*** Opening SUPPLIED INFORMATION ***

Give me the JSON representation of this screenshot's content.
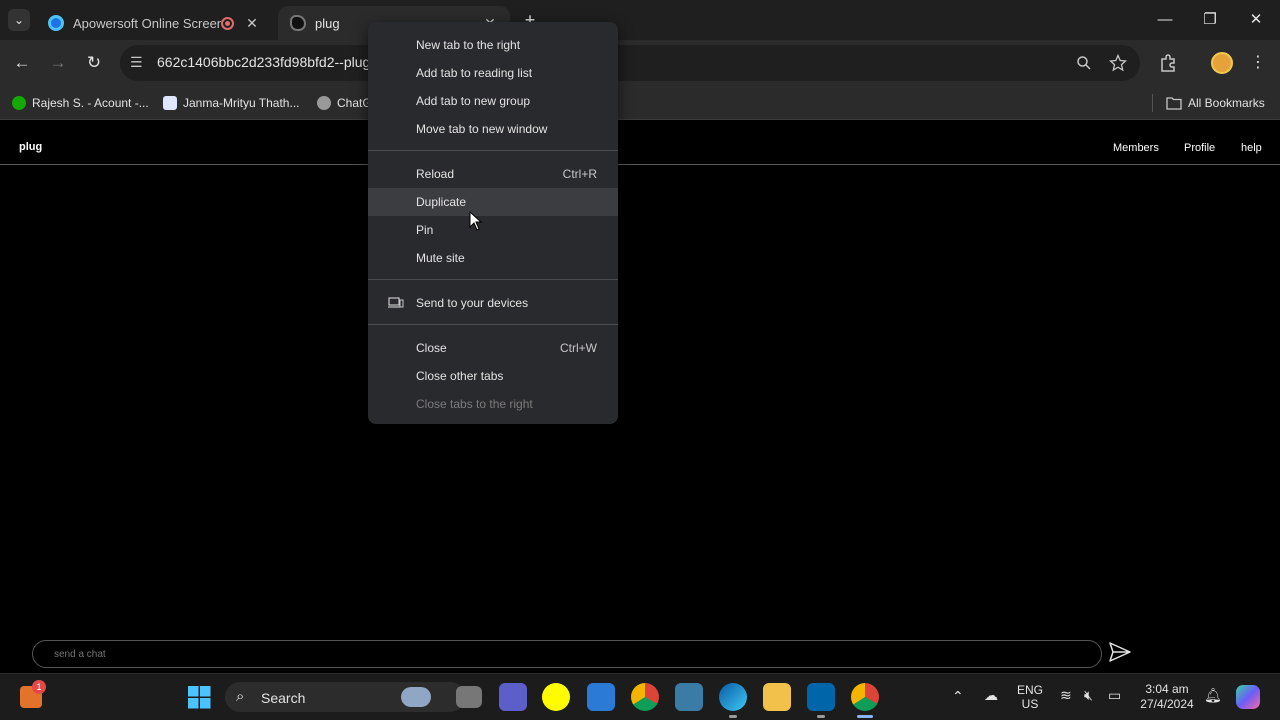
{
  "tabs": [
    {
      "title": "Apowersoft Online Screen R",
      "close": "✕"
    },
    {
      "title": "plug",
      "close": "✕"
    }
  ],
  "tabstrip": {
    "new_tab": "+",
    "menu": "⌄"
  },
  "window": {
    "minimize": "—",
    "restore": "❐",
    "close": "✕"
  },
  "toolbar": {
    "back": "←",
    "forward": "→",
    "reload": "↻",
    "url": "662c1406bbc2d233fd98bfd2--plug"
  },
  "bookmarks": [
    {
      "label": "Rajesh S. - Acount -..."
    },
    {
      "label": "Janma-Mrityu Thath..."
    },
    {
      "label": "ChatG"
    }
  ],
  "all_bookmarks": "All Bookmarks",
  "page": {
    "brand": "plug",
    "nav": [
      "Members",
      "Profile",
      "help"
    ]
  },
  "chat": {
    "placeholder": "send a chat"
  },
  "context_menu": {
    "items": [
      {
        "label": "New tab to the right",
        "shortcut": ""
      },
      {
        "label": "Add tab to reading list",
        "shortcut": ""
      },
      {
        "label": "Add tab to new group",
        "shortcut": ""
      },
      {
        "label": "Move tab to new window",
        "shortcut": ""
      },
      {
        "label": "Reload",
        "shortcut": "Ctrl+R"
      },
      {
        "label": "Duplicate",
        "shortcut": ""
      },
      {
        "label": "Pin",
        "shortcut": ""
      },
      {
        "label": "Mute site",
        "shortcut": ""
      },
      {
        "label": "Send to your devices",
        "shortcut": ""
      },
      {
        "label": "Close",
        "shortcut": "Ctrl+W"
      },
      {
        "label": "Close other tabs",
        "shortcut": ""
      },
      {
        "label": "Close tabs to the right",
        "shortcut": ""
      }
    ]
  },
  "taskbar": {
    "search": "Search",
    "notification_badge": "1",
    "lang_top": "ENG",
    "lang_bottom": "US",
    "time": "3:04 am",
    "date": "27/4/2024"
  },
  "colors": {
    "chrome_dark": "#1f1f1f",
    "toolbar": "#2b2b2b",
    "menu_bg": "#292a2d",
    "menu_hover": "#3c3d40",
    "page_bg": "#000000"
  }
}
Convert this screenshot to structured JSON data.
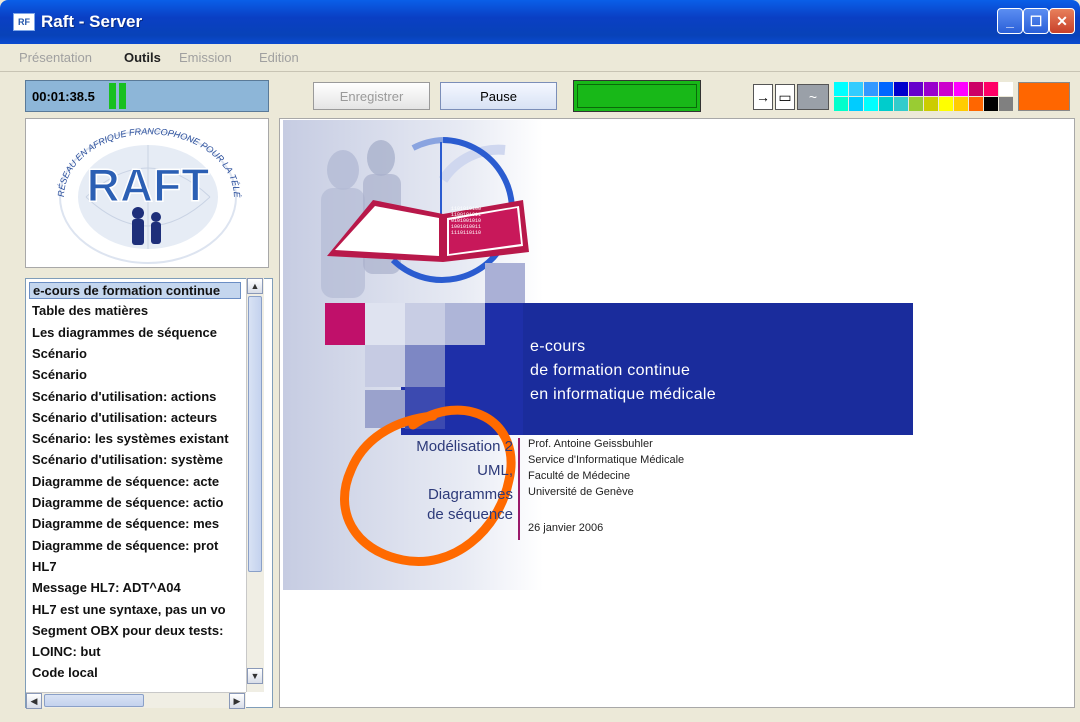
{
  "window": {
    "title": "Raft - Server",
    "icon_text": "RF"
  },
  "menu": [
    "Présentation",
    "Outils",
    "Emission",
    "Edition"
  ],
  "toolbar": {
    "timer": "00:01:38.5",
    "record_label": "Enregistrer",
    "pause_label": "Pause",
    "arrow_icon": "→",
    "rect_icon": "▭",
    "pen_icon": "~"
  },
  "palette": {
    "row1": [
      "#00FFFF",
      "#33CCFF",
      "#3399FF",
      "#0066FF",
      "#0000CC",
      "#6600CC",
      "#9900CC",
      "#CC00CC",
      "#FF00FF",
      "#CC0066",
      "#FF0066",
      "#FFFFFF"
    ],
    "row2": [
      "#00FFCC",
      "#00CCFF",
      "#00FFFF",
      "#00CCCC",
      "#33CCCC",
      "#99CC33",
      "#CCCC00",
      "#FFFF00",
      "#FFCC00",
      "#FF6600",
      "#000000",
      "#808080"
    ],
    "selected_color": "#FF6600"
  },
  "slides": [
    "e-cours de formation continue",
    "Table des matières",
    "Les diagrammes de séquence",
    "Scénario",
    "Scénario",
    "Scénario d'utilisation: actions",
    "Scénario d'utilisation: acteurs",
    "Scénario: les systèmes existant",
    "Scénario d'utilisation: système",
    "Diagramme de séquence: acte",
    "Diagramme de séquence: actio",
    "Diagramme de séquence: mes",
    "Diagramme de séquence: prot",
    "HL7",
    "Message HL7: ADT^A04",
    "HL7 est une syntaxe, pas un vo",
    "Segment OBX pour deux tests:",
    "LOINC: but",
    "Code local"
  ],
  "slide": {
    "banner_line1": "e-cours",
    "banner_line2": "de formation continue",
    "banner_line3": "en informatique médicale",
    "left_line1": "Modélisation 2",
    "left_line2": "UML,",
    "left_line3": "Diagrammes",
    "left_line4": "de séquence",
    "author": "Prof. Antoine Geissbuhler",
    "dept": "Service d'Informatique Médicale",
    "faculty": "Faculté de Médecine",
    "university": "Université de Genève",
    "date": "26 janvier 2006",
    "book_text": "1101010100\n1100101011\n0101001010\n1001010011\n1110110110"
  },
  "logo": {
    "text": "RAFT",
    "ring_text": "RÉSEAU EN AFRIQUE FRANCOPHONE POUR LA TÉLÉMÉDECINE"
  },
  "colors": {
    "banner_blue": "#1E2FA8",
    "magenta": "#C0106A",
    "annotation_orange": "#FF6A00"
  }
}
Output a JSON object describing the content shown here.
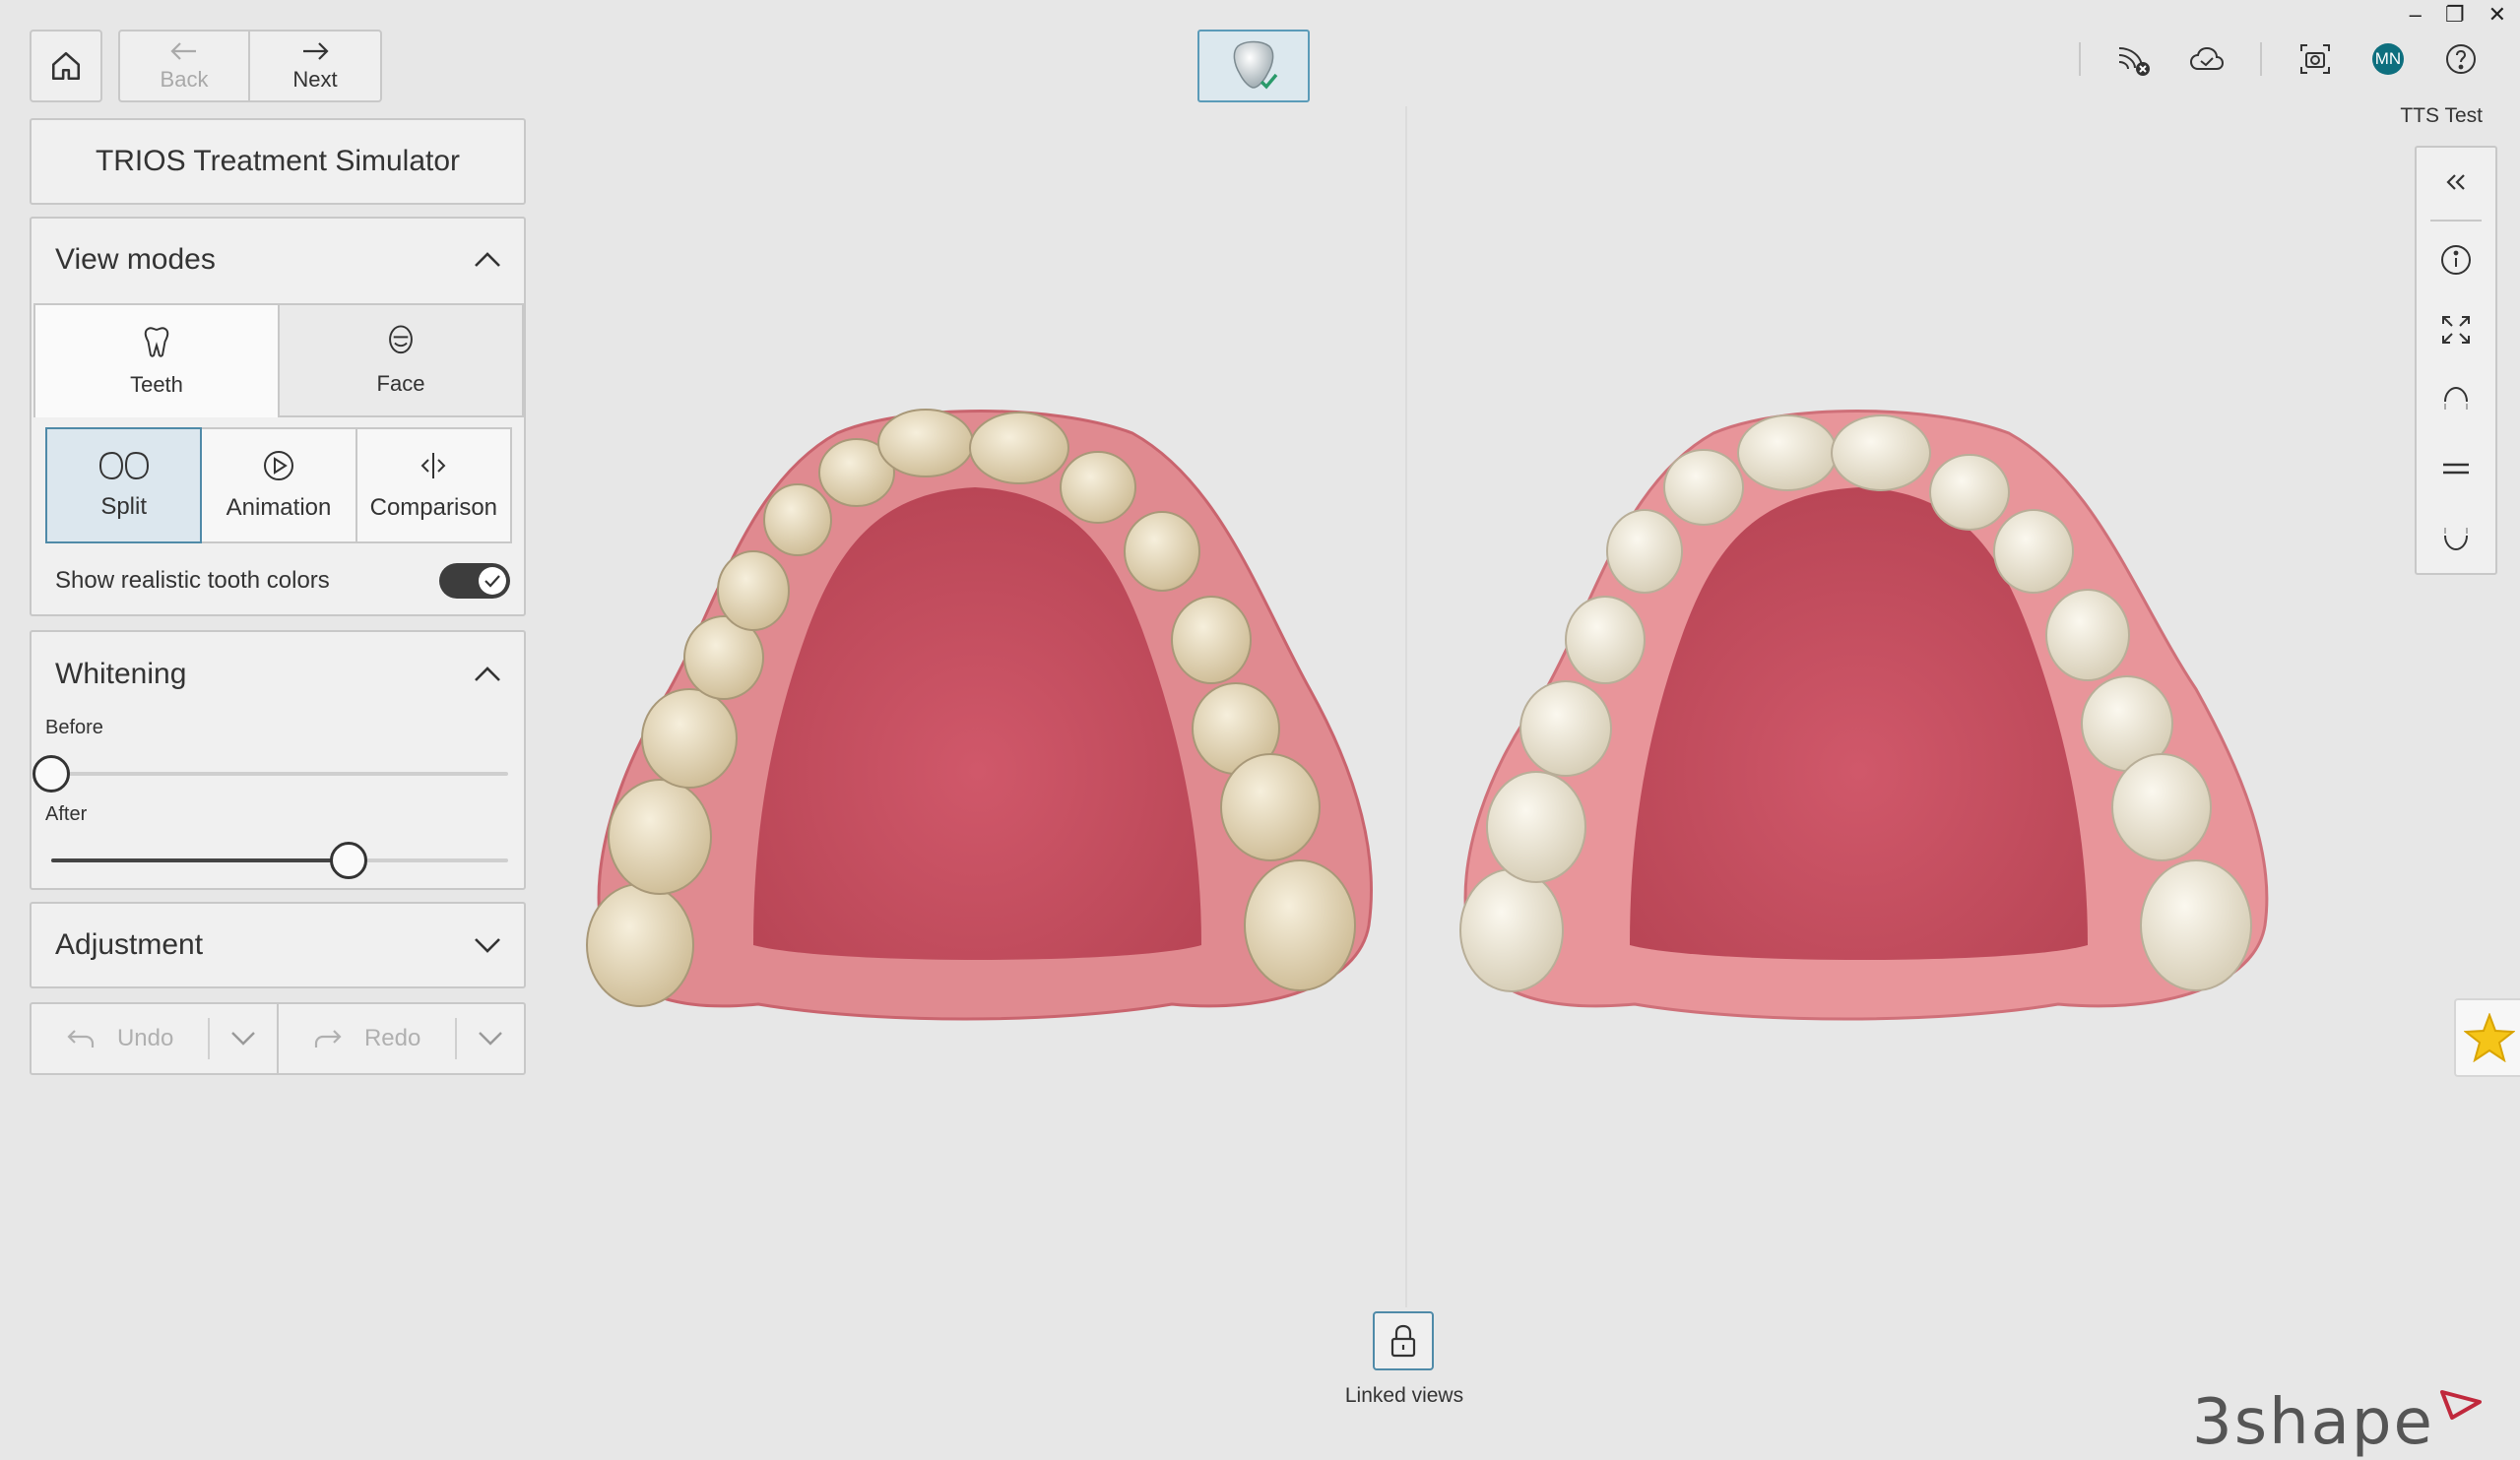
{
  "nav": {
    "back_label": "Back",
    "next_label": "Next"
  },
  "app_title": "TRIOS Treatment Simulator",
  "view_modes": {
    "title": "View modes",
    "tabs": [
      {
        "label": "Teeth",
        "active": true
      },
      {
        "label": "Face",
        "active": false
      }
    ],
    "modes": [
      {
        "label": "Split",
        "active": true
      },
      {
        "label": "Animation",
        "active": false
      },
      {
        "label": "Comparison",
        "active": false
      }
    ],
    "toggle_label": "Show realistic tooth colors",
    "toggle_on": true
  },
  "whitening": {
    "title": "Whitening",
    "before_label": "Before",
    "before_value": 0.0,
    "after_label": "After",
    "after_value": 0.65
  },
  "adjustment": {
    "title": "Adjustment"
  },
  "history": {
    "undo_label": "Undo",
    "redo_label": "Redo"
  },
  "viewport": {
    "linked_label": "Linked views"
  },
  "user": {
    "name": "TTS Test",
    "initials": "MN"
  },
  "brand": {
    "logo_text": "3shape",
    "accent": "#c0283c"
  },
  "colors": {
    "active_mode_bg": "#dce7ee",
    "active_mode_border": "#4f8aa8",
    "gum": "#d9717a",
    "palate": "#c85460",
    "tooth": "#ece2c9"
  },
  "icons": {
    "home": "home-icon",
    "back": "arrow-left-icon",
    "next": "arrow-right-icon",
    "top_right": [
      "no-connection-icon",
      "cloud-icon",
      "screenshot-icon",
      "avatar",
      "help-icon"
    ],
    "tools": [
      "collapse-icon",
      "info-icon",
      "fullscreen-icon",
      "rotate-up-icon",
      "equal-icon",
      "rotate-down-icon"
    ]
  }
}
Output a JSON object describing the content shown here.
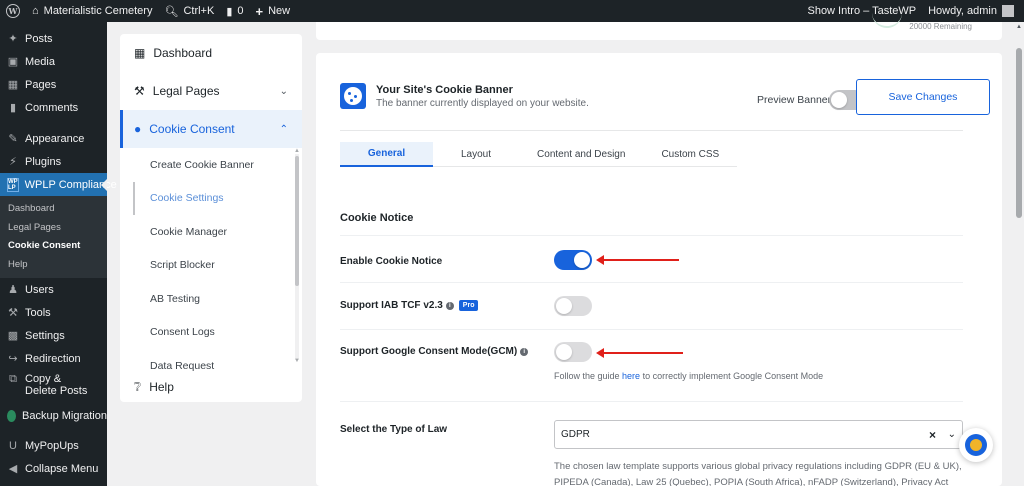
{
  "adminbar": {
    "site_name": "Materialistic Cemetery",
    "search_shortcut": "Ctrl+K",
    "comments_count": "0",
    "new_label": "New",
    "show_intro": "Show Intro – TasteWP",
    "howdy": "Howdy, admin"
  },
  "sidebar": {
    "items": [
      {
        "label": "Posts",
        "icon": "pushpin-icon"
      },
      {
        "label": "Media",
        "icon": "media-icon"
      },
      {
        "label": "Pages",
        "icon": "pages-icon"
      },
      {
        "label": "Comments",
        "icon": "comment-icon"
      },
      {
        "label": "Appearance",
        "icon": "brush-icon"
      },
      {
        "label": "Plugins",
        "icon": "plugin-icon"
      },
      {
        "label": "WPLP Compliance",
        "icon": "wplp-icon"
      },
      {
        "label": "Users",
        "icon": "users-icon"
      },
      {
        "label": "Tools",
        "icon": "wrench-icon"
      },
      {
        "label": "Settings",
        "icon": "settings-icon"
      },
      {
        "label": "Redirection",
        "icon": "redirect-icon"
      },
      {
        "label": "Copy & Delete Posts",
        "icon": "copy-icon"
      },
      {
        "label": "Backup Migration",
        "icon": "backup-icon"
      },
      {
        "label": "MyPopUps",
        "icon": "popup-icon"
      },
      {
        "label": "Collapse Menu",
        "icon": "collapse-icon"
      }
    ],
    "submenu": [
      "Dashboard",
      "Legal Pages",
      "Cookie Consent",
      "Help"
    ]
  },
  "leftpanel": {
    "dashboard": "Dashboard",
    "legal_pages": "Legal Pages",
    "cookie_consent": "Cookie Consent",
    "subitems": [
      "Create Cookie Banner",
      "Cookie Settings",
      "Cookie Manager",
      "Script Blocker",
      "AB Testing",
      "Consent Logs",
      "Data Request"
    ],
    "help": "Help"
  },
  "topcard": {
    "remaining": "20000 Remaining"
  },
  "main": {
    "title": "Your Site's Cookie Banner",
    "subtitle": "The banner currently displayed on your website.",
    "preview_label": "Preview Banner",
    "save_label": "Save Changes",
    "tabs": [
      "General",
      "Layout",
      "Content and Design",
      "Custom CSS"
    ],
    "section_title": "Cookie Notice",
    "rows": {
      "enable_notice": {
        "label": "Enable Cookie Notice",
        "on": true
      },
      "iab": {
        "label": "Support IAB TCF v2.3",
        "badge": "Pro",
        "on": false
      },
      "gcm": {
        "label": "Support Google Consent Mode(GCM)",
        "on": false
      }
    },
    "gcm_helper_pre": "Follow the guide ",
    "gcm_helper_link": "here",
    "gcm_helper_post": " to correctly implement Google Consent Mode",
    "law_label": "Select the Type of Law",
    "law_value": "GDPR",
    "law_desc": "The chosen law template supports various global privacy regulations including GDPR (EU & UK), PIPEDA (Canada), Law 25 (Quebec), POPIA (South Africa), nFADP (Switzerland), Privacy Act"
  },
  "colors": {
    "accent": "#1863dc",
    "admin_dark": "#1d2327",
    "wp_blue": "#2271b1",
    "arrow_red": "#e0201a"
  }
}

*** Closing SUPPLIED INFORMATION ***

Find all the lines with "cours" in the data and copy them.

    "e-cours de formation continue",
    "banner_line1": "e-cours",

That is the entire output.